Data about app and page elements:
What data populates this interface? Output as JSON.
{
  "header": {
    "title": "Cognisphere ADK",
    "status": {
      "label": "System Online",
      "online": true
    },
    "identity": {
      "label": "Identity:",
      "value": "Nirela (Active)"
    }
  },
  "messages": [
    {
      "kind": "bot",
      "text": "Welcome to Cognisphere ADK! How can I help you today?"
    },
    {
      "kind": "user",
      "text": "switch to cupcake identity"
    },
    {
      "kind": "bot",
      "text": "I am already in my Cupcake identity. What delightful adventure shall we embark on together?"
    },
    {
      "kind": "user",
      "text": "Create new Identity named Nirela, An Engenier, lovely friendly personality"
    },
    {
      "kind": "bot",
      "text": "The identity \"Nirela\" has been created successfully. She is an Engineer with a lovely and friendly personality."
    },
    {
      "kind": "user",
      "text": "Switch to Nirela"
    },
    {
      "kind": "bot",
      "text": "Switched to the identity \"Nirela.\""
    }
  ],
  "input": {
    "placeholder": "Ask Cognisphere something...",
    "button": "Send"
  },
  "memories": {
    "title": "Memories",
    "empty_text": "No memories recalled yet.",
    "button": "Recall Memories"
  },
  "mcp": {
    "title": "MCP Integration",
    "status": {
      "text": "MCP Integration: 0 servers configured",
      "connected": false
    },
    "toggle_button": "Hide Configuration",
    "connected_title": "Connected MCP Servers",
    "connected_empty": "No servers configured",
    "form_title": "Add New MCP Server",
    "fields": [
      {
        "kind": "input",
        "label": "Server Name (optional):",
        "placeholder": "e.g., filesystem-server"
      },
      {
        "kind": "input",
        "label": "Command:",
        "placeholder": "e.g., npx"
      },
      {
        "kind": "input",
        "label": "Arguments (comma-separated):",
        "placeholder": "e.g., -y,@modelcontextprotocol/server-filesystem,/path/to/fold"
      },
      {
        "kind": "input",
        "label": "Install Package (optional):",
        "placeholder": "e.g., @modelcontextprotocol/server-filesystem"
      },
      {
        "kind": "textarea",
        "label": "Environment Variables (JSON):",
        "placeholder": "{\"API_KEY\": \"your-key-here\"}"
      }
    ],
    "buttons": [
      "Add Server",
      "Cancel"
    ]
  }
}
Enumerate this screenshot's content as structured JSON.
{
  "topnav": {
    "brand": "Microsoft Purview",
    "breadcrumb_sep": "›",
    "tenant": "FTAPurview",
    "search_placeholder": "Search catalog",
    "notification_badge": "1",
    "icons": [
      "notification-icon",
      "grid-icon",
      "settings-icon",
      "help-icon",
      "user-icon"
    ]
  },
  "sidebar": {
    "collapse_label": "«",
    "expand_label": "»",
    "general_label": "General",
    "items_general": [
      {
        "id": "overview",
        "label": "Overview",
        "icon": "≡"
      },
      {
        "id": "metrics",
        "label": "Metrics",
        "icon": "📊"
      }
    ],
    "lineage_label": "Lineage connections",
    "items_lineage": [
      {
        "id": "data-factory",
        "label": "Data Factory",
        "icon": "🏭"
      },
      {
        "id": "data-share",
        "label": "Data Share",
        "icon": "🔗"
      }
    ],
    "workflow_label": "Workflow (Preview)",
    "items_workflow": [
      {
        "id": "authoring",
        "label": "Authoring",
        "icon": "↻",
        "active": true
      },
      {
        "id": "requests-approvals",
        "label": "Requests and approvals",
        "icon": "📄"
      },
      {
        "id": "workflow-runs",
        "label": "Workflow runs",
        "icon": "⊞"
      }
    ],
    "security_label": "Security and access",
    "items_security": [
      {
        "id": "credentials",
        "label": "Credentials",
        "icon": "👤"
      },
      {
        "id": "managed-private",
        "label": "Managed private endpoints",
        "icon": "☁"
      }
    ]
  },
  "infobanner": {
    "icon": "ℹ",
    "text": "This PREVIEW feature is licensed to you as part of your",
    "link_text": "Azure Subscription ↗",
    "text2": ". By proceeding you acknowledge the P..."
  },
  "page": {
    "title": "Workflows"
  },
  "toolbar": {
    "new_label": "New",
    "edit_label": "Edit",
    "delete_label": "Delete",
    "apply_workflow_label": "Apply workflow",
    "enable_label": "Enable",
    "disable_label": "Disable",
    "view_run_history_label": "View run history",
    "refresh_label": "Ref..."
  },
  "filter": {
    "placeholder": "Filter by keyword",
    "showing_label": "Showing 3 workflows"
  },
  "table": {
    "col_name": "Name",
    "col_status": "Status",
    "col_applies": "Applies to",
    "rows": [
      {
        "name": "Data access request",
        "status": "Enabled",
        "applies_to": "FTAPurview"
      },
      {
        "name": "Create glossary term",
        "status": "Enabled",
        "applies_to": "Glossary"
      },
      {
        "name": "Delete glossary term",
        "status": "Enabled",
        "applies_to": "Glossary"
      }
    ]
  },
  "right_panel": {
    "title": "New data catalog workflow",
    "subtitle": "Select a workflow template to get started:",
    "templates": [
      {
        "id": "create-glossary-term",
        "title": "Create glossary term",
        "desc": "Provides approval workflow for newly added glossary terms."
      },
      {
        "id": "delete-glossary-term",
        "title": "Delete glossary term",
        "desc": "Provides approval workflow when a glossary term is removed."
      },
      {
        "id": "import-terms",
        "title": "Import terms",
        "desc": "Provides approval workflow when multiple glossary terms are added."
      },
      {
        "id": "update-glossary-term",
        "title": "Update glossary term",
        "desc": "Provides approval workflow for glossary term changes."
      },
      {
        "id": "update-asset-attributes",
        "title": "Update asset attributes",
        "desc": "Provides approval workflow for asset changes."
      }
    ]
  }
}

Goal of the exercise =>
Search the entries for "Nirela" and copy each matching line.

Solution to the problem =>
      "value": "Nirela (Active)"
      "text": "Create new Identity named Nirela, An Engenier, lovely friendly personality"
      "text": "The identity \"Nirela\" has been created successfully. She is an Engineer with a lovely and friendly personality."
      "text": "Switch to Nirela"
      "text": "Switched to the identity \"Nirela.\""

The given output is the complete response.